[Excerpts from an interface dataset]
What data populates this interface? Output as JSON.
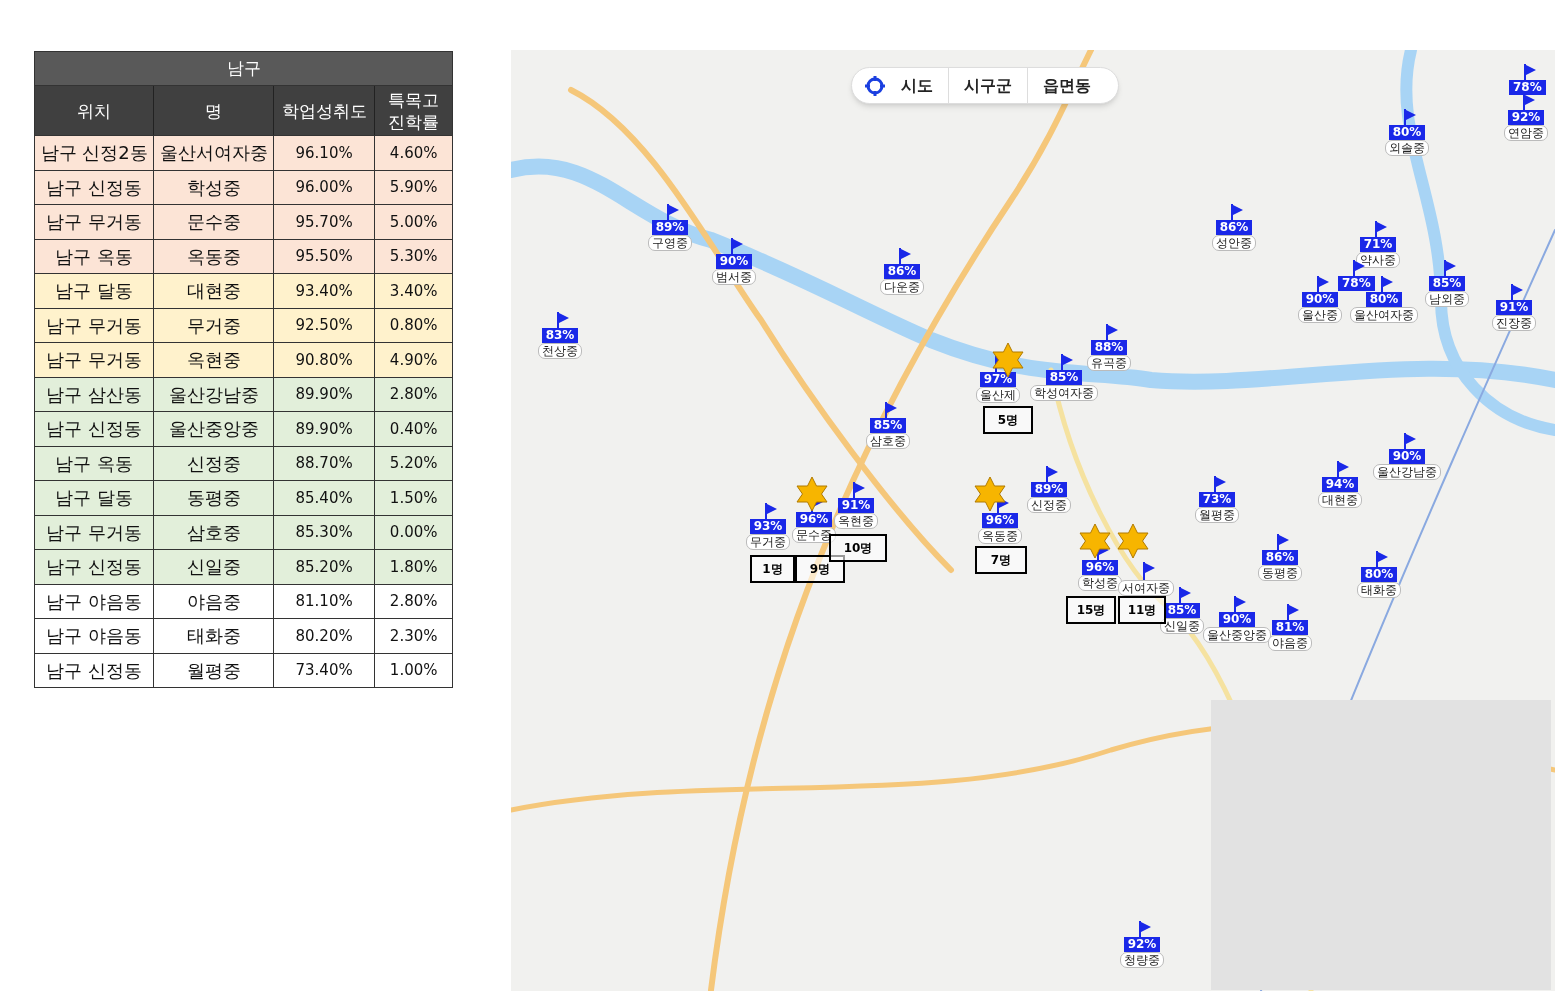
{
  "table": {
    "title": "남구",
    "columns": [
      "위치",
      "명",
      "학업성취도",
      "특목고\n진학률"
    ],
    "rows": [
      {
        "color": "#fce4d6",
        "cells": [
          "남구 신정2동",
          "울산서여자중",
          "96.10%",
          "4.60%"
        ]
      },
      {
        "color": "#fce4d6",
        "cells": [
          "남구 신정동",
          "학성중",
          "96.00%",
          "5.90%"
        ]
      },
      {
        "color": "#fce4d6",
        "cells": [
          "남구 무거동",
          "문수중",
          "95.70%",
          "5.00%"
        ]
      },
      {
        "color": "#fce4d6",
        "cells": [
          "남구 옥동",
          "옥동중",
          "95.50%",
          "5.30%"
        ]
      },
      {
        "color": "#fff2cc",
        "cells": [
          "남구 달동",
          "대현중",
          "93.40%",
          "3.40%"
        ]
      },
      {
        "color": "#fff2cc",
        "cells": [
          "남구 무거동",
          "무거중",
          "92.50%",
          "0.80%"
        ]
      },
      {
        "color": "#fff2cc",
        "cells": [
          "남구 무거동",
          "옥현중",
          "90.80%",
          "4.90%"
        ]
      },
      {
        "color": "#e2efda",
        "cells": [
          "남구 삼산동",
          "울산강남중",
          "89.90%",
          "2.80%"
        ]
      },
      {
        "color": "#e2efda",
        "cells": [
          "남구 신정동",
          "울산중앙중",
          "89.90%",
          "0.40%"
        ]
      },
      {
        "color": "#e2efda",
        "cells": [
          "남구 옥동",
          "신정중",
          "88.70%",
          "5.20%"
        ]
      },
      {
        "color": "#e2efda",
        "cells": [
          "남구 달동",
          "동평중",
          "85.40%",
          "1.50%"
        ]
      },
      {
        "color": "#e2efda",
        "cells": [
          "남구 무거동",
          "삼호중",
          "85.30%",
          "0.00%"
        ]
      },
      {
        "color": "#e2efda",
        "cells": [
          "남구 신정동",
          "신일중",
          "85.20%",
          "1.80%"
        ]
      },
      {
        "color": "#ffffff",
        "cells": [
          "남구 야음동",
          "야음중",
          "81.10%",
          "2.80%"
        ]
      },
      {
        "color": "#ffffff",
        "cells": [
          "남구 야음동",
          "태화중",
          "80.20%",
          "2.30%"
        ]
      },
      {
        "color": "#ffffff",
        "cells": [
          "남구 신정동",
          "월평중",
          "73.40%",
          "1.00%"
        ]
      }
    ]
  },
  "map": {
    "region_tabs": [
      {
        "label": "시도"
      },
      {
        "label": "시구군"
      },
      {
        "label": "읍면동"
      }
    ],
    "markers": [
      {
        "percent": "89%",
        "name": "구영중"
      },
      {
        "percent": "90%",
        "name": "범서중"
      },
      {
        "percent": "86%",
        "name": "다운중"
      },
      {
        "percent": "83%",
        "name": "천상중"
      },
      {
        "percent": "85%",
        "name": "삼호중"
      },
      {
        "percent": "97%",
        "name": "울산제"
      },
      {
        "percent": "85%",
        "name": "학성여자중"
      },
      {
        "percent": "88%",
        "name": "유곡중"
      },
      {
        "percent": "86%",
        "name": "성안중"
      },
      {
        "percent": "71%",
        "name": "약사중"
      },
      {
        "percent": "78%"
      },
      {
        "percent": "90%",
        "name": "울산중"
      },
      {
        "percent": "80%",
        "name": "울산여자중"
      },
      {
        "percent": "85%",
        "name": "남외중"
      },
      {
        "percent": "91%",
        "name": "진장중"
      },
      {
        "percent": "80%",
        "name": "외솔중"
      },
      {
        "percent": "78%"
      },
      {
        "percent": "92%",
        "name": "연암중"
      },
      {
        "percent": "93%",
        "name": "무거중"
      },
      {
        "percent": "96%",
        "name": "문수중"
      },
      {
        "percent": "91%",
        "name": "옥현중"
      },
      {
        "percent": "89%",
        "name": "신정중"
      },
      {
        "percent": "96%",
        "name": "옥동중"
      },
      {
        "percent": "96%",
        "name": "학성중"
      },
      {
        "name": "서여자중"
      },
      {
        "percent": "73%",
        "name": "월평중"
      },
      {
        "percent": "94%",
        "name": "대현중"
      },
      {
        "percent": "90%",
        "name": "울산강남중"
      },
      {
        "percent": "86%",
        "name": "동평중"
      },
      {
        "percent": "80%",
        "name": "태화중"
      },
      {
        "percent": "85%",
        "name": "신일중"
      },
      {
        "percent": "90%",
        "name": "울산중앙중"
      },
      {
        "percent": "81%",
        "name": "야음중"
      },
      {
        "percent": "92%",
        "name": "청량중"
      }
    ],
    "counts": [
      "5명",
      "1명",
      "9명",
      "10명",
      "7명",
      "15명",
      "11명"
    ]
  }
}
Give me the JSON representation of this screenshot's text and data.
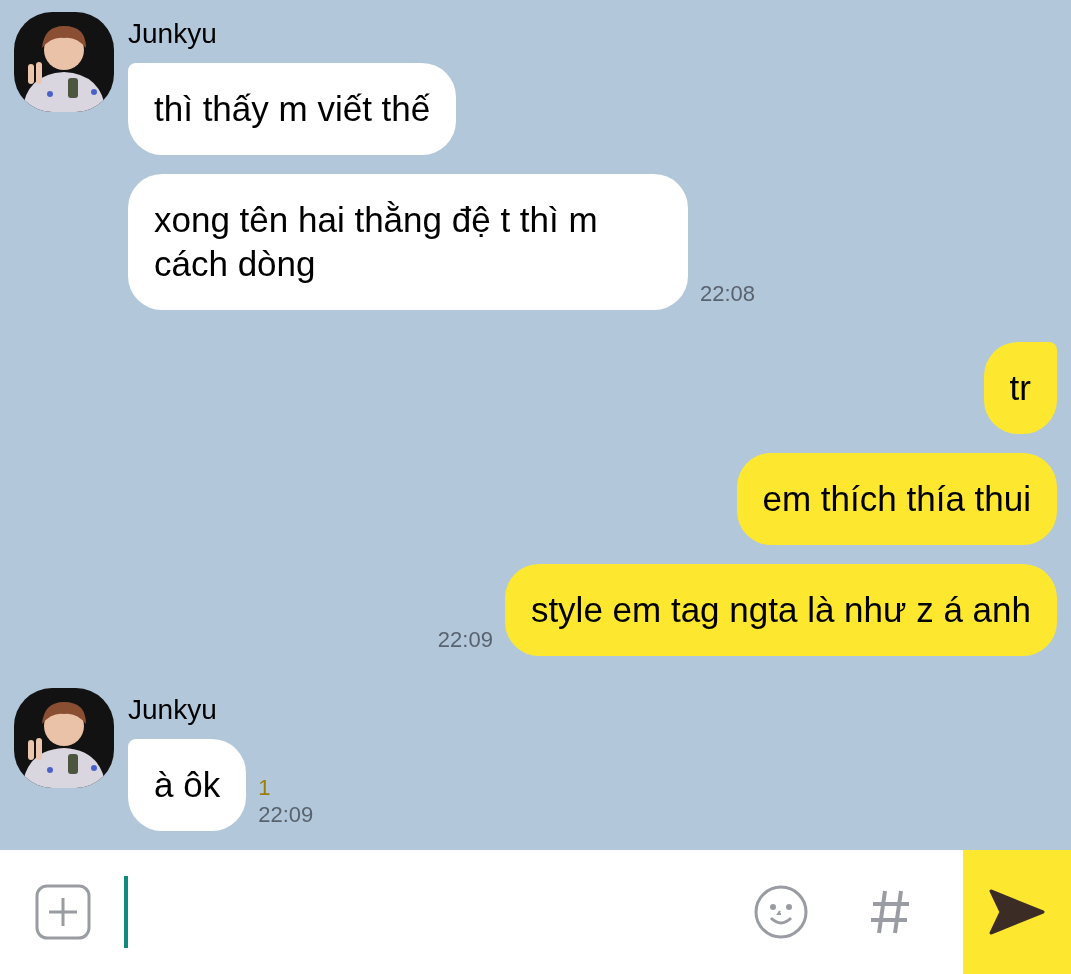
{
  "messages": [
    {
      "kind": "incoming",
      "sender": "Junkyu",
      "bubbles": [
        {
          "text": "thì thấy m viết thế"
        },
        {
          "text": "xong tên hai thằng đệ t thì m cách dòng",
          "time": "22:08"
        }
      ]
    },
    {
      "kind": "outgoing",
      "bubbles": [
        {
          "text": "tr"
        },
        {
          "text": "em thích thía thui"
        },
        {
          "text": "style em tag ngta là như z á anh",
          "time": "22:09"
        }
      ]
    },
    {
      "kind": "incoming",
      "sender": "Junkyu",
      "bubbles": [
        {
          "text": "à ôk",
          "unread": "1",
          "time": "22:09"
        }
      ]
    }
  ],
  "composer": {
    "send_enabled": true
  }
}
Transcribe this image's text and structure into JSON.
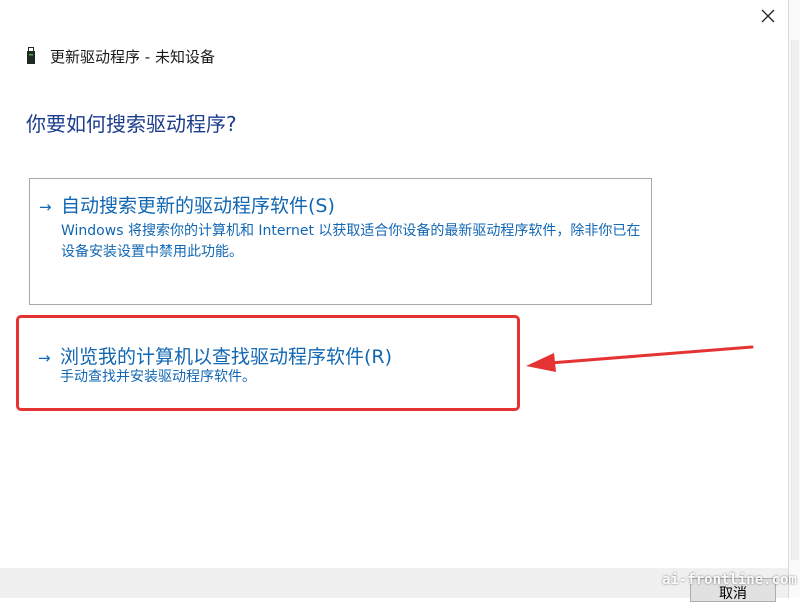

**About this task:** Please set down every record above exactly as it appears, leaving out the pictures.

**Response to this task:**
What data populates this interface? Output as JSON.
{
  "table": {
    "title": "남구",
    "columns": [
      "위치",
      "명",
      "학업성취도",
      "특목고\n진학률"
    ],
    "rows": [
      {
        "color": "#fce4d6",
        "cells": [
          "남구 신정2동",
          "울산서여자중",
          "96.10%",
          "4.60%"
        ]
      },
      {
        "color": "#fce4d6",
        "cells": [
          "남구 신정동",
          "학성중",
          "96.00%",
          "5.90%"
        ]
      },
      {
        "color": "#fce4d6",
        "cells": [
          "남구 무거동",
          "문수중",
          "95.70%",
          "5.00%"
        ]
      },
      {
        "color": "#fce4d6",
        "cells": [
          "남구 옥동",
          "옥동중",
          "95.50%",
          "5.30%"
        ]
      },
      {
        "color": "#fff2cc",
        "cells": [
          "남구 달동",
          "대현중",
          "93.40%",
          "3.40%"
        ]
      },
      {
        "color": "#fff2cc",
        "cells": [
          "남구 무거동",
          "무거중",
          "92.50%",
          "0.80%"
        ]
      },
      {
        "color": "#fff2cc",
        "cells": [
          "남구 무거동",
          "옥현중",
          "90.80%",
          "4.90%"
        ]
      },
      {
        "color": "#e2efda",
        "cells": [
          "남구 삼산동",
          "울산강남중",
          "89.90%",
          "2.80%"
        ]
      },
      {
        "color": "#e2efda",
        "cells": [
          "남구 신정동",
          "울산중앙중",
          "89.90%",
          "0.40%"
        ]
      },
      {
        "color": "#e2efda",
        "cells": [
          "남구 옥동",
          "신정중",
          "88.70%",
          "5.20%"
        ]
      },
      {
        "color": "#e2efda",
        "cells": [
          "남구 달동",
          "동평중",
          "85.40%",
          "1.50%"
        ]
      },
      {
        "color": "#e2efda",
        "cells": [
          "남구 무거동",
          "삼호중",
          "85.30%",
          "0.00%"
        ]
      },
      {
        "color": "#e2efda",
        "cells": [
          "남구 신정동",
          "신일중",
          "85.20%",
          "1.80%"
        ]
      },
      {
        "color": "#ffffff",
        "cells": [
          "남구 야음동",
          "야음중",
          "81.10%",
          "2.80%"
        ]
      },
      {
        "color": "#ffffff",
        "cells": [
          "남구 야음동",
          "태화중",
          "80.20%",
          "2.30%"
        ]
      },
      {
        "color": "#ffffff",
        "cells": [
          "남구 신정동",
          "월평중",
          "73.40%",
          "1.00%"
        ]
      }
    ]
  },
  "map": {
    "region_tabs": [
      {
        "label": "시도"
      },
      {
        "label": "시구군"
      },
      {
        "label": "읍면동"
      }
    ],
    "markers": [
      {
        "percent": "89%",
        "name": "구영중"
      },
      {
        "percent": "90%",
        "name": "범서중"
      },
      {
        "percent": "86%",
        "name": "다운중"
      },
      {
        "percent": "83%",
        "name": "천상중"
      },
      {
        "percent": "85%",
        "name": "삼호중"
      },
      {
        "percent": "97%",
        "name": "울산제"
      },
      {
        "percent": "85%",
        "name": "학성여자중"
      },
      {
        "percent": "88%",
        "name": "유곡중"
      },
      {
        "percent": "86%",
        "name": "성안중"
      },
      {
        "percent": "71%",
        "name": "약사중"
      },
      {
        "percent": "78%"
      },
      {
        "percent": "90%",
        "name": "울산중"
      },
      {
        "percent": "80%",
        "name": "울산여자중"
      },
      {
        "percent": "85%",
        "name": "남외중"
      },
      {
        "percent": "91%",
        "name": "진장중"
      },
      {
        "percent": "80%",
        "name": "외솔중"
      },
      {
        "percent": "78%"
      },
      {
        "percent": "92%",
        "name": "연암중"
      },
      {
        "percent": "93%",
        "name": "무거중"
      },
      {
        "percent": "96%",
        "name": "문수중"
      },
      {
        "percent": "91%",
        "name": "옥현중"
      },
      {
        "percent": "89%",
        "name": "신정중"
      },
      {
        "percent": "96%",
        "name": "옥동중"
      },
      {
        "percent": "96%",
        "name": "학성중"
      },
      {
        "name": "서여자중"
      },
      {
        "percent": "73%",
        "name": "월평중"
      },
      {
        "percent": "94%",
        "name": "대현중"
      },
      {
        "percent": "90%",
        "name": "울산강남중"
      },
      {
        "percent": "86%",
        "name": "동평중"
      },
      {
        "percent": "80%",
        "name": "태화중"
      },
      {
        "percent": "85%",
        "name": "신일중"
      },
      {
        "percent": "90%",
        "name": "울산중앙중"
      },
      {
        "percent": "81%",
        "name": "야음중"
      },
      {
        "percent": "92%",
        "name": "청량중"
      }
    ],
    "counts": [
      "5명",
      "1명",
      "9명",
      "10명",
      "7명",
      "15명",
      "11명"
    ]
  }
}
Give me the JSON representation of this screenshot's text and data.
{
  "messages": [
    {
      "kind": "incoming",
      "sender": "Junkyu",
      "bubbles": [
        {
          "text": "thì thấy m viết thế"
        },
        {
          "text": "xong tên hai thằng đệ t thì m cách dòng",
          "time": "22:08"
        }
      ]
    },
    {
      "kind": "outgoing",
      "bubbles": [
        {
          "text": "tr"
        },
        {
          "text": "em thích thía thui"
        },
        {
          "text": "style em tag ngta là như z á anh",
          "time": "22:09"
        }
      ]
    },
    {
      "kind": "incoming",
      "sender": "Junkyu",
      "bubbles": [
        {
          "text": "à ôk",
          "unread": "1",
          "time": "22:09"
        }
      ]
    }
  ],
  "composer": {
    "send_enabled": true
  }
}
Transcribe this image's text and structure into JSON.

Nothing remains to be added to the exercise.